Protect Yourself From Insects in Winter
Even though blacklegged ticks bite during winter, the risk of contracting an illness is lower than it is during the peak seasons for these pests, in the spring and summer. Still, it’s important to take precautions against the ticks that are out looking for a winter meal.
If you’re hiking, hunting, or even doing yardwork in an area where blacklegged ticks live (see the CDC’s tick map [PDF] if you’re not sure), you should take precautions against ticks on any above-freezing days.
“The nice thing about winter is you tend to wear more clothing anyway,” Burtis says, which can help keep ticks away from your skin. You can also spray your boots and clothes with an insect repellent, or treat your clothing with the pesticide permethrin, which can disable or kill ticks on contact. And check yourself for ticks at the end of every day that you’ve been out in their habitat.
Don’t forget to keep your pets protected as well, with a vet-recommended anti-tick medication.
If you’re in an area where mosquitoes are still active during winter, it’s a good idea to use repellent when you might be exposed to them—even though the risk is low. Miami-Dade County in Florida advises residents to keep up with mosquito-control measures, including getting rid of standing water on their properties, throughout the entire year.

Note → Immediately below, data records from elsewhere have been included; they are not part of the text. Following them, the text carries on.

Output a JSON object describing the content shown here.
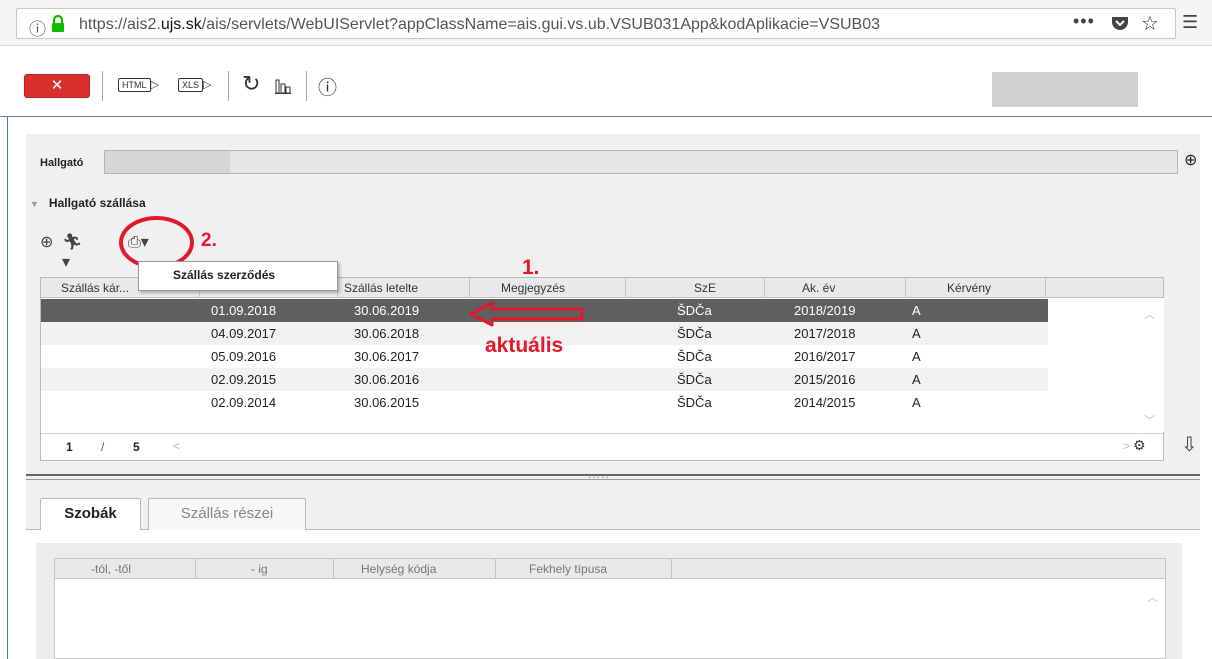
{
  "browser": {
    "url_prefix": "https://ais2.",
    "url_domain": "ujs.sk",
    "url_rest": "/ais/servlets/WebUIServlet?appClassName=ais.gui.vs.ub.VSUB031App&kodAplikacie=VSUB03",
    "more_icon": "•••"
  },
  "toolbar": {
    "close_label": "✕",
    "html_label": "HTML",
    "xls_label": "XLS"
  },
  "student": {
    "label": "Hallgató"
  },
  "section": {
    "title": "Hallgató szállása"
  },
  "popup": {
    "item": "Szállás szerződés"
  },
  "annotations": {
    "step1": "1.",
    "step2": "2.",
    "current": "aktuális",
    "color": "#e3182b"
  },
  "table": {
    "columns": [
      "Szállás kár...",
      "",
      "Szállás letelte",
      "Megjegyzés",
      "SzE",
      "Ak. év",
      "Kérvény"
    ],
    "rows": [
      {
        "from": "01.09.2018",
        "to": "30.06.2019",
        "sze": "ŠDČa",
        "year": "2018/2019",
        "request": "A"
      },
      {
        "from": "04.09.2017",
        "to": "30.06.2018",
        "sze": "ŠDČa",
        "year": "2017/2018",
        "request": "A"
      },
      {
        "from": "05.09.2016",
        "to": "30.06.2017",
        "sze": "ŠDČa",
        "year": "2016/2017",
        "request": "A"
      },
      {
        "from": "02.09.2015",
        "to": "30.06.2016",
        "sze": "ŠDČa",
        "year": "2015/2016",
        "request": "A"
      },
      {
        "from": "02.09.2014",
        "to": "30.06.2015",
        "sze": "ŠDČa",
        "year": "2014/2015",
        "request": "A"
      }
    ],
    "page_current": "1",
    "page_sep": "/",
    "page_total": "5"
  },
  "tabs": {
    "rooms": "Szobák",
    "parts": "Szállás részei"
  },
  "subtable": {
    "columns": [
      "-tól, -től",
      "- ig",
      "Helység kódja",
      "Fekhely típusa"
    ]
  }
}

Check out some of the top-rated insect repellents to protect yourself from bug bites.